#### YOUR TASK:
Everything from the line holding "Output a JSON" through the last line below is needed; please reproduce those lines exactly, adding nothing.

#### DATA PROVIDED:

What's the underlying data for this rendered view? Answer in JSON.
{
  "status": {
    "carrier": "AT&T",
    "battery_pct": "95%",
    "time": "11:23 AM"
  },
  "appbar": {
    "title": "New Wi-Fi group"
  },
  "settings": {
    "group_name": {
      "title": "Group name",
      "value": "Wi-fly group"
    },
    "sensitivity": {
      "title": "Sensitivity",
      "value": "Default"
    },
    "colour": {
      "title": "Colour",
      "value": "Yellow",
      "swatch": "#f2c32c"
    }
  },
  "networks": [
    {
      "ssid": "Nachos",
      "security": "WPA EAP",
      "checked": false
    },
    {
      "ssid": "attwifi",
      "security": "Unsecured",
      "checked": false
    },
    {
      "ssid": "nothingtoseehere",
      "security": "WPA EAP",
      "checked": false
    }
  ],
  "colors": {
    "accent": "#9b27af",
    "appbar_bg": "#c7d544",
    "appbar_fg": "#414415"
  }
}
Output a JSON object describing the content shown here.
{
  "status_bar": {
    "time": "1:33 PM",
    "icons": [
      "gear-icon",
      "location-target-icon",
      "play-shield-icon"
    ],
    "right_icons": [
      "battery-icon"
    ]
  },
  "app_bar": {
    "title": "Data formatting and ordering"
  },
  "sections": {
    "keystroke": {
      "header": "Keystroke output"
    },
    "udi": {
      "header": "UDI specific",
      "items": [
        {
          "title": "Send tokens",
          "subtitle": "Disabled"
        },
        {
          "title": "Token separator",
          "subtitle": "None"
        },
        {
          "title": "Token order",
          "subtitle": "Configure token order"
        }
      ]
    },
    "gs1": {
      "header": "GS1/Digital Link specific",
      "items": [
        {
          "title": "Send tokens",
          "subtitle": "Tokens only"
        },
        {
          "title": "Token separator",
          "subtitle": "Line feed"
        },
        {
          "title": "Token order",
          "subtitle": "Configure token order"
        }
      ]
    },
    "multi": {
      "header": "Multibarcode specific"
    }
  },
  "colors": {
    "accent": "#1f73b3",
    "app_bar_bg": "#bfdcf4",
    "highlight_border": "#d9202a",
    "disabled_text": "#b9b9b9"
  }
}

#### RESPONSE TO THE TASK:
Output a JSON object describing the content shown here.
{
  "status_bar": {
    "time": "1:33 PM",
    "icons": [
      "gear-icon",
      "location-target-icon",
      "play-shield-icon"
    ],
    "right_icons": [
      "battery-icon"
    ]
  },
  "app_bar": {
    "title": "Data formatting and ordering"
  },
  "sections": {
    "keystroke": {
      "header": "Keystroke output"
    },
    "udi": {
      "header": "UDI specific",
      "items": [
        {
          "title": "Send tokens",
          "subtitle": "Disabled"
        },
        {
          "title": "Token separator",
          "subtitle": "None"
        },
        {
          "title": "Token order",
          "subtitle": "Configure token order"
        }
      ]
    },
    "gs1": {
      "header": "GS1/Digital Link specific",
      "items": [
        {
          "title": "Send tokens",
          "subtitle": "Tokens only"
        },
        {
          "title": "Token separator",
          "subtitle": "Line feed"
        },
        {
          "title": "Token order",
          "subtitle": "Configure token order"
        }
      ]
    },
    "multi": {
      "header": "Multibarcode specific"
    }
  },
  "colors": {
    "accent": "#1f73b3",
    "app_bar_bg": "#bfdcf4",
    "highlight_border": "#d9202a",
    "disabled_text": "#b9b9b9"
  }
}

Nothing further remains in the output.